  • Identifying and preserving canopy bridges: large trees that connect the two sides of the pipeline to mitigate habit fragmentation.
  • Implementing early warning systems with the location of biologically sensitive areas such as wildlife paths, reproduction areas, or troughs.
  • Monitoring the ocelot population since this specie is an important natural indicator of the habitat's situation.
  • Reforestation and other remediation measures.
  • Controlling invasive exotic species.
  • Training and raising awareness among employees and contractors.

As part of the training program, awareness talks were given on biodiversity and ecosystem services aimed at the workers involved in building the pipeline.

The procedures were part of the management systems of the contractors in charge of the project's construction. Additionally, we designed a data capture tool that enabled us to monitor the implementation of the mitigation impact measures developed.

Team of people taking part in the Sagari project

Teamwork

"We currently have over 45 people in the field. Peruvian biologists, specializing in all areas, have taken part. However, we cannot cast aside how local collaborators from nearby communities have supported Repsol. Without them, this important work wouldn't have been possible, given the vital knowledge that they share with us."

Nadia Sanchez

Director of Environmental Studies at Walsh Peru

Learn more about how we are preserving biodiversity in Sagari

The initiative represented a challenge and an opportunity at the same time. It allowed us to develop a biodiversity protection plan in the Amazon rainforest. This plan is a practical example of applying the mitigation hierarchy in which specific goals were set. It also enabled us to obtain mitigation indicators that can be used as benchmarks for biodiversity management in projects by the hydrocarbon industry in Amazonian ecosystems.

In order to achieve this objective, it was fundamental to train the project team, which required an investment of 1,500 hours of training covering biodiversity matters.
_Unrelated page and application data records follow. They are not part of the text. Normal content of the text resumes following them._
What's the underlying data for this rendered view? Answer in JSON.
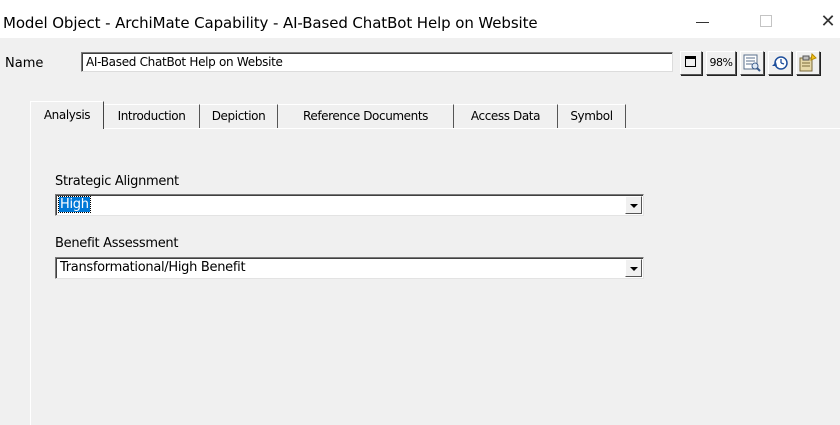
{
  "window": {
    "title": "Model Object - ArchiMate Capability - AI-Based ChatBot Help on Website",
    "minimize_icon": "minimize-icon",
    "maximize_icon": "maximize-icon",
    "close_icon": "close-icon",
    "close_glyph": "✕"
  },
  "name_row": {
    "label": "Name",
    "value": "AI-Based ChatBot Help on Website",
    "zoom_label": "98%"
  },
  "tabs": [
    {
      "label": "Analysis",
      "active": true
    },
    {
      "label": "Introduction"
    },
    {
      "label": "Depiction"
    },
    {
      "label": "Reference Documents"
    },
    {
      "label": "Access Data"
    },
    {
      "label": "Symbol"
    }
  ],
  "analysis": {
    "strategic_alignment": {
      "label": "Strategic Alignment",
      "value": "High"
    },
    "benefit_assessment": {
      "label": "Benefit Assessment",
      "value": "Transformational/High Benefit"
    }
  }
}
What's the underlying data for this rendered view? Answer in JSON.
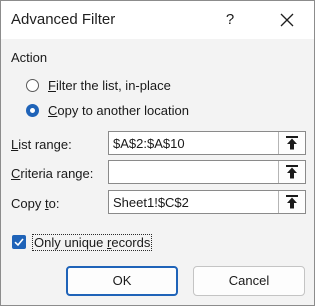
{
  "window": {
    "title": "Advanced Filter",
    "help_label": "?"
  },
  "action": {
    "label": "Action",
    "options": [
      {
        "label": "Filter the list, in-place",
        "mnemonic": "F",
        "rest": "ilter the list, in-place",
        "selected": false
      },
      {
        "label": "Copy to another location",
        "mnemonic": "C",
        "rest": "opy to another location",
        "selected": true
      }
    ]
  },
  "fields": {
    "list_range": {
      "label": "List range:",
      "label_mn": "L",
      "label_rest": "ist range:",
      "value": "$A$2:$A$10"
    },
    "criteria_range": {
      "label": "Criteria range:",
      "label_mn": "C",
      "label_rest": "riteria range:",
      "value": ""
    },
    "copy_to": {
      "label": "Copy to:",
      "label_pre": "Copy ",
      "label_mn": "t",
      "label_rest": "o:",
      "value": "Sheet1!$C$2"
    }
  },
  "unique": {
    "label": "Only unique records",
    "label_pre": "Only unique ",
    "label_mn": "r",
    "label_rest": "ecords",
    "checked": true
  },
  "buttons": {
    "ok": "OK",
    "cancel": "Cancel"
  },
  "colors": {
    "accent": "#1f63b8",
    "dialog_bg": "#f3f3f3",
    "titlebar_bg": "#ffffff"
  }
}
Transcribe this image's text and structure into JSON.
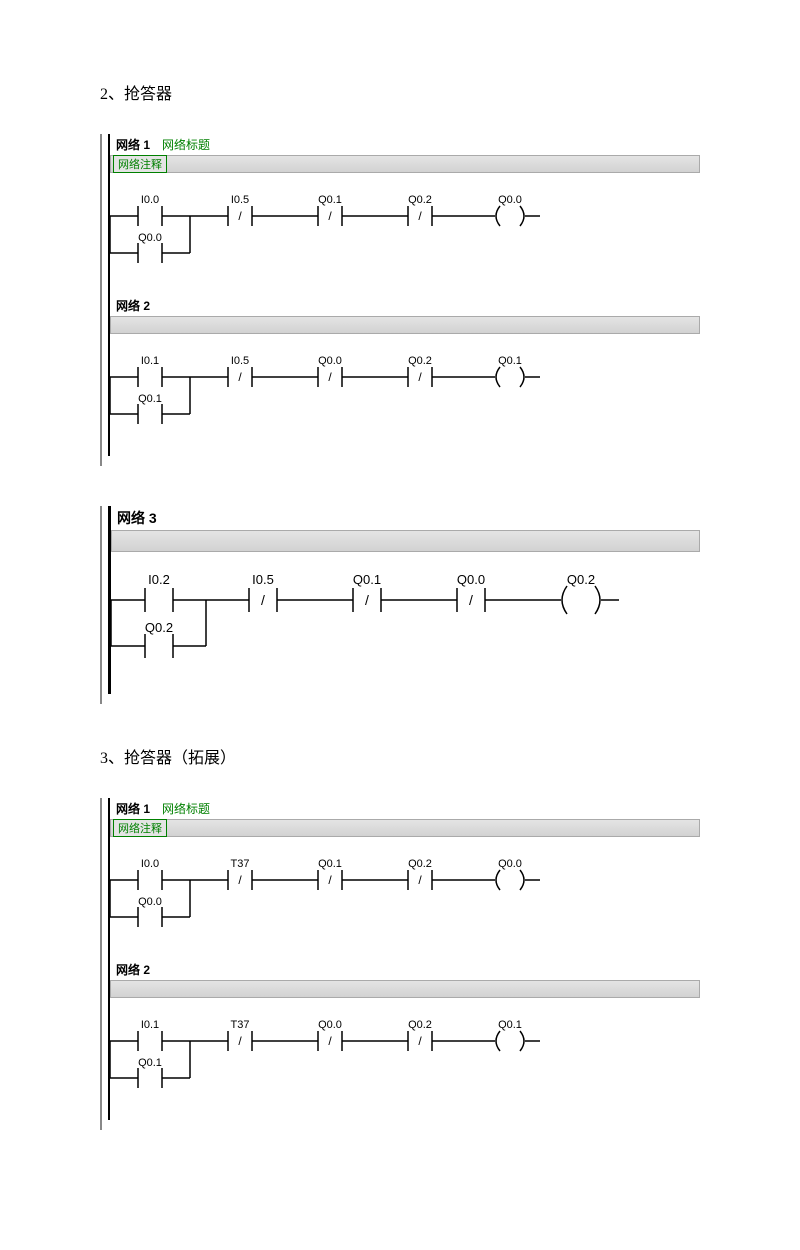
{
  "sections": [
    {
      "num": "2",
      "title": "抢答器"
    },
    {
      "num": "3",
      "title": "抢答器（拓展）"
    }
  ],
  "net_label_prefix": "网络",
  "net_title": "网络标题",
  "net_comment": "网络注释",
  "block1": {
    "n1": {
      "num": "1",
      "row": [
        "I0.0",
        "I0.5",
        "Q0.1",
        "Q0.2",
        "Q0.0"
      ],
      "branch": "Q0.0",
      "types": [
        "no",
        "nc",
        "nc",
        "nc",
        "coil"
      ]
    },
    "n2": {
      "num": "2",
      "row": [
        "I0.1",
        "I0.5",
        "Q0.0",
        "Q0.2",
        "Q0.1"
      ],
      "branch": "Q0.1",
      "types": [
        "no",
        "nc",
        "nc",
        "nc",
        "coil"
      ]
    }
  },
  "block2": {
    "n3": {
      "num": "3",
      "row": [
        "I0.2",
        "I0.5",
        "Q0.1",
        "Q0.0",
        "Q0.2"
      ],
      "branch": "Q0.2",
      "types": [
        "no",
        "nc",
        "nc",
        "nc",
        "coil"
      ]
    }
  },
  "block3": {
    "n1": {
      "num": "1",
      "row": [
        "I0.0",
        "T37",
        "Q0.1",
        "Q0.2",
        "Q0.0"
      ],
      "branch": "Q0.0",
      "types": [
        "no",
        "nc",
        "nc",
        "nc",
        "coil"
      ]
    },
    "n2": {
      "num": "2",
      "row": [
        "I0.1",
        "T37",
        "Q0.0",
        "Q0.2",
        "Q0.1"
      ],
      "branch": "Q0.1",
      "types": [
        "no",
        "nc",
        "nc",
        "nc",
        "coil"
      ]
    }
  }
}
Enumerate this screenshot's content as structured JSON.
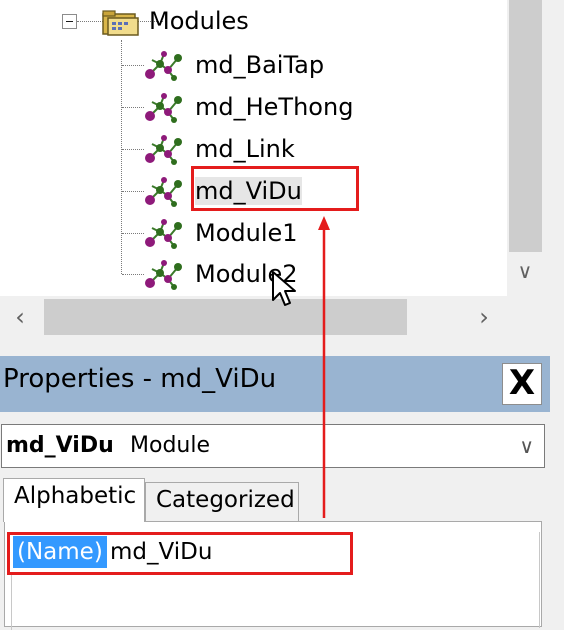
{
  "project_tree": {
    "folder": {
      "label": "Modules",
      "icon": "folder-icon",
      "expanded": true
    },
    "modules": [
      {
        "label": "md_BaiTap",
        "icon": "module-icon"
      },
      {
        "label": "md_HeThong",
        "icon": "module-icon"
      },
      {
        "label": "md_Link",
        "icon": "module-icon"
      },
      {
        "label": "md_ViDu",
        "icon": "module-icon",
        "selected": true
      },
      {
        "label": "Module1",
        "icon": "module-icon"
      },
      {
        "label": "Module2",
        "icon": "module-icon"
      }
    ]
  },
  "properties": {
    "title": "Properties - md_ViDu",
    "close_label": "X",
    "object_name": "md_ViDu",
    "object_type": "Module",
    "tabs": [
      {
        "label": "Alphabetic",
        "active": true
      },
      {
        "label": "Categorized",
        "active": false
      }
    ],
    "rows": [
      {
        "name": "(Name)",
        "value": "md_ViDu"
      }
    ]
  },
  "colors": {
    "highlight_box": "#e41c1c",
    "title_bar": "#99b4d1",
    "selection": "#3399ff"
  }
}
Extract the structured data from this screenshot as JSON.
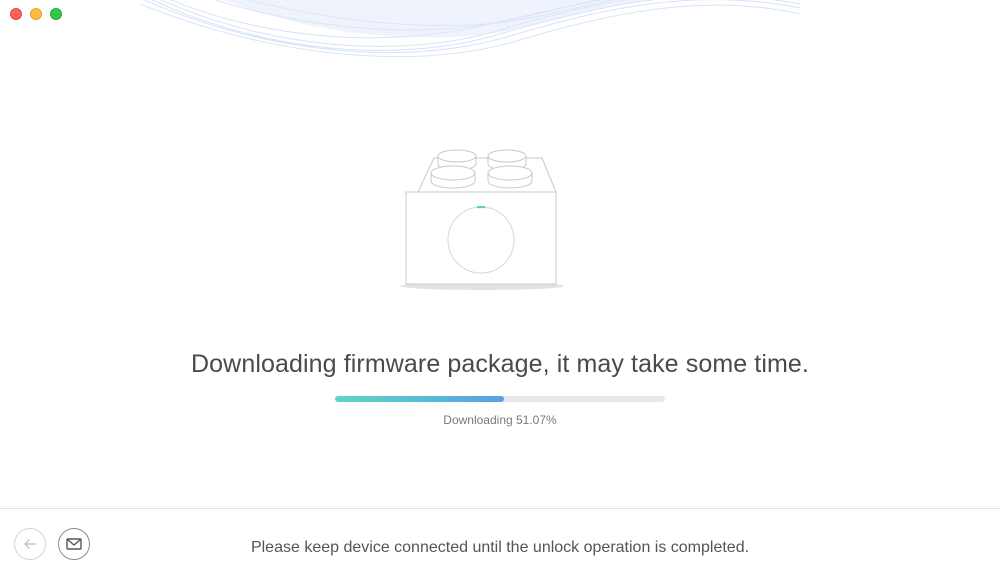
{
  "window": {
    "controls": [
      "close",
      "minimize",
      "maximize"
    ]
  },
  "main": {
    "headline": "Downloading firmware package, it may take some time.",
    "progress": {
      "fraction": 0.5107,
      "label": "Downloading 51.07%"
    },
    "graphic_icon": "firmware-package-icon"
  },
  "footer": {
    "back_icon": "arrow-left-icon",
    "mail_icon": "envelope-icon",
    "message": "Please keep device connected until the unlock operation is completed."
  },
  "colors": {
    "progress_start": "#5fd4c4",
    "progress_end": "#5a9ee6",
    "track": "#e6e8eb"
  }
}
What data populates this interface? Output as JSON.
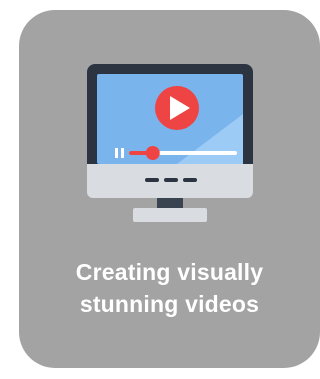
{
  "card": {
    "caption_line1": "Creating visually",
    "caption_line2": "stunning videos",
    "background_color": "#a3a3a3"
  },
  "illustration": {
    "icon": "monitor-video-player-icon",
    "play_button_color": "#ef4444",
    "screen_color": "#8ec5f5",
    "playback_progress": 0.22
  }
}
There was also a team of more than 45 biologists from every specialized area who were responsible for supervising and implementing measures to protect the zone's wildlife.

As proof of our efforts, early in 2018 our company received an award for boosting collaborative management with the community in Machiguenga Communal Reserve.



Learn more through this press release by the Smithsonian's National Zoo & Conservation Biology Institute.

The Sagari book of best practices

This book includes guidelines, procedures, and actions that are part of the impact mitigation hierarchy, with the aim of avoiding, mitigating, and restoring potential impacts on the biodiversity of the flora and fauna in the megadiverse indigenous communities of Porotobango, Kitepampani, and Nuevo Mundo.


Go to the book of best practices

  • With this project, we positively contribute to the United Nations' 2030 Agenda through the following SDGs: